At its core, impulse buying is driven by a complex interplay of psychological factors, including emotions, social influences, and cognitive biases. Emotions play a significant role in driving impulse purchases, with feelings of excitement, happiness, and stress often triggering the urge to buy. Marketers and retailers capitalize on these emotions by using persuasive advertising techniques and creating a sense of urgency or scarcity to compel consumers to make impulsive purchases.
Moreover, social influences can also play a powerful role in shaping our shopping behavior. Whether it’s peer pressure, social media influencers, or societal norms, we are constantly bombarded with messages and images that encourage us to buy more and consume more. The fear of missing out (FOMO) and the desire to keep up with the latest trends can drive us to make impulse purchases in an effort to fit in or feel validated by others.

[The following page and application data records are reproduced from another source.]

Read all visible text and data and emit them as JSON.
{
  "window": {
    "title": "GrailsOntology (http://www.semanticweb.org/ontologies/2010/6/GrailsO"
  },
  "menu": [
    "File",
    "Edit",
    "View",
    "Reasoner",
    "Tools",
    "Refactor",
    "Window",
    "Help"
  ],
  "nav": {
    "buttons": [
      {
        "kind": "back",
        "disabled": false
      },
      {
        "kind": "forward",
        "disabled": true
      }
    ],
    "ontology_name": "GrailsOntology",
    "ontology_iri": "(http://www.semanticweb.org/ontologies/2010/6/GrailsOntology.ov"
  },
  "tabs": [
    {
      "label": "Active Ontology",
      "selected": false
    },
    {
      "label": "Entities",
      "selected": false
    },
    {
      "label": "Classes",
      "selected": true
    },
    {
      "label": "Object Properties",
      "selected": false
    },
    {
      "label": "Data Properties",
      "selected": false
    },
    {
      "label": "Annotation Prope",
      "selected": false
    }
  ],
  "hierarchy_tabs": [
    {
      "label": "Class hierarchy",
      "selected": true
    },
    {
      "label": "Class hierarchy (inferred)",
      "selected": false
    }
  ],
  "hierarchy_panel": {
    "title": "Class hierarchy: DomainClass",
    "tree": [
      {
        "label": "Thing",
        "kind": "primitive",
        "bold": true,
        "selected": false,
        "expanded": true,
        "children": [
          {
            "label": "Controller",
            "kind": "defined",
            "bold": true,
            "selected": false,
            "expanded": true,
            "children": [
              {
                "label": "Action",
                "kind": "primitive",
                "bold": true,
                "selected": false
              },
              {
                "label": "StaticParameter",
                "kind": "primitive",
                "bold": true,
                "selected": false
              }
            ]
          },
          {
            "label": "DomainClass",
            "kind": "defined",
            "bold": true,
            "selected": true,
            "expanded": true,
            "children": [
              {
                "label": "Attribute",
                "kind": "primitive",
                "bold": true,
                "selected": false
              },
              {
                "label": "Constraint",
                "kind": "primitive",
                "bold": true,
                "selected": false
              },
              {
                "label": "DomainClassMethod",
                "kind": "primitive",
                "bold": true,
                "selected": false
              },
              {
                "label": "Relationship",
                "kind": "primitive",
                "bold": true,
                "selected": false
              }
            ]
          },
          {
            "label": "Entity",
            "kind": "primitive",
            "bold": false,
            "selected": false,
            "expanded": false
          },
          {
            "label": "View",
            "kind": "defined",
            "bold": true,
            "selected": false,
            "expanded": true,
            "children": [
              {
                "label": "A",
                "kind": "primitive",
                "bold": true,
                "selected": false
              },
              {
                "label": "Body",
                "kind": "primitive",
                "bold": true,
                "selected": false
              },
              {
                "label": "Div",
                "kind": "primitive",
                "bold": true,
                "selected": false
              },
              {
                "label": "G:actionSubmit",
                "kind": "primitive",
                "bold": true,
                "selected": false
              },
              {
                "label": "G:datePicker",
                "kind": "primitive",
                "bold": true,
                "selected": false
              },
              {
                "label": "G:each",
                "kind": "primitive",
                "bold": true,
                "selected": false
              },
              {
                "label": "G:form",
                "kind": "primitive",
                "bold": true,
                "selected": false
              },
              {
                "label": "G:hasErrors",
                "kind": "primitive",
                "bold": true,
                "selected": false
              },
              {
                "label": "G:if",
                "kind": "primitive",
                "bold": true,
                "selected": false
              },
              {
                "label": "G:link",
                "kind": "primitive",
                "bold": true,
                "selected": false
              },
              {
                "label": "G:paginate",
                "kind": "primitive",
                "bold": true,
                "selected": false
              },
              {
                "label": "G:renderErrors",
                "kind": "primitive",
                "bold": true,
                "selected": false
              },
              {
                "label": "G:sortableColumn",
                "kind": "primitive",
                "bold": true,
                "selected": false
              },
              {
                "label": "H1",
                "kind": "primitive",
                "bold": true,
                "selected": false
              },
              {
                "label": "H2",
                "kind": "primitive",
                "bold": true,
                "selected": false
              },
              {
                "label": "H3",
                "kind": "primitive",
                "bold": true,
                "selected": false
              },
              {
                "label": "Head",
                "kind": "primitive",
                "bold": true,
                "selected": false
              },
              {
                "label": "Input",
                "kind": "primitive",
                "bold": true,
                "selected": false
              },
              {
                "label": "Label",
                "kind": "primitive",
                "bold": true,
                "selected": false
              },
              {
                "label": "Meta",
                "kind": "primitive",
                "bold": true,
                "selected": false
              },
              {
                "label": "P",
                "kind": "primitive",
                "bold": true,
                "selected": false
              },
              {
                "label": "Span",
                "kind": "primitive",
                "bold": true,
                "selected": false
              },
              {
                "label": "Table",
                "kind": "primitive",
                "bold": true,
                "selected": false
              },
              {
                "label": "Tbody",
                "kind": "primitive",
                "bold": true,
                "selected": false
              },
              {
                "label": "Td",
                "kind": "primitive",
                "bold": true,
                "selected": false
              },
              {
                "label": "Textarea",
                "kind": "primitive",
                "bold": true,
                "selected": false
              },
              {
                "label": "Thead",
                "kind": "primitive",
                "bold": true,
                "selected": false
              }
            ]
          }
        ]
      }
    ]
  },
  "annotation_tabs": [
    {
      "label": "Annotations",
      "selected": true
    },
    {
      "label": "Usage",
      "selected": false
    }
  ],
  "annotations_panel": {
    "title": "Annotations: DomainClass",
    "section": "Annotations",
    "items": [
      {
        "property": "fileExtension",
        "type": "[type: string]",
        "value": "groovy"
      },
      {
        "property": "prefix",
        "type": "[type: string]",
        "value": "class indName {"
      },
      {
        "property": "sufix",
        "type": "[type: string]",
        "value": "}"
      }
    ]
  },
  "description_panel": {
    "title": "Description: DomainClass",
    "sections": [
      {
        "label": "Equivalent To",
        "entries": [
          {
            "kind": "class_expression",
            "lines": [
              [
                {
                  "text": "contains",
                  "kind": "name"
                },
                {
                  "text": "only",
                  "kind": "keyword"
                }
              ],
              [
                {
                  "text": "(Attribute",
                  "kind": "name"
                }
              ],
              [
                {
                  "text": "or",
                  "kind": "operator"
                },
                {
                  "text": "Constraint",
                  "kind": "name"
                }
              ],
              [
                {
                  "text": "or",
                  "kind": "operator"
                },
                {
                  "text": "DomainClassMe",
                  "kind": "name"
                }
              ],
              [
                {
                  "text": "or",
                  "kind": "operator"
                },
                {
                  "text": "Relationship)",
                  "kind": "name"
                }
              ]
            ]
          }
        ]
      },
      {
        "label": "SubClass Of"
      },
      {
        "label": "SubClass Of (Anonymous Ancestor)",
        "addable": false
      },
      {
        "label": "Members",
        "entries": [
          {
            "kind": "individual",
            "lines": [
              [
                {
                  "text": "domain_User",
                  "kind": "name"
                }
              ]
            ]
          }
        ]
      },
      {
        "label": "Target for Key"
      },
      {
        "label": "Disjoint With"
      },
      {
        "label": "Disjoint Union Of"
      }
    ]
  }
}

Furthermore, cognitive biases such as the anchoring effect, confirmation bias, and loss aversion can also influence our shopping decisions. For example, the anchoring effect occurs when we rely too heavily on the first piece of information we encounter, such as a sale price or discount, leading us to overvalue the perceived savings and make impulsive purchases. Similarly, confirmation bias causes us to seek out information that confirms our preconceived beliefs, leading us to overlook potential drawbacks or risks associated with a purchase.
Additionally, our brains are wired to seek out immediate rewards and gratification, often at the expense of long-term goals or rational decision-making. This phenomenon, known as temporal discounting, leads us to prioritize immediate pleasure over future consequences, making it difficult to resist the temptation of impulse purchases, even when we know we shouldn’t.
However, understanding the psychology behind impulse buying is the first step towards gaining control over our shopping impulses. By becoming more aware of our emotions, social influences, and cognitive biases, we can begin to recognize when we’re being influenced by external factors and make more intentional, mindful shopping decisions.
Moreover, there are practical strategies we can employ to curb impulse buying and regain control over our finances. Setting a budget, making a shopping list, and waiting 24 hours before making a purchase can help reduce the likelihood of impulse buying. Additionally, practicing mindfulness and self-reflection can help us become more attuned to our emotions and impulses, allowing us to make more conscious, intentional choices about how we spend our money.
Impulse buying is a common phenomenon driven by a complex interplay of psychological factors. By understanding the emotions, social influences, and cognitive biases that drive our shopping behavior, we can begin to regain control over our impulses and make more intentional, mindful shopping decisions. Whether it’s setting a budget, making a shopping list, or practicing mindfulness, there are practical strategies we can employ to curb impulse buying and create a healthier relationship with shopping and consumption.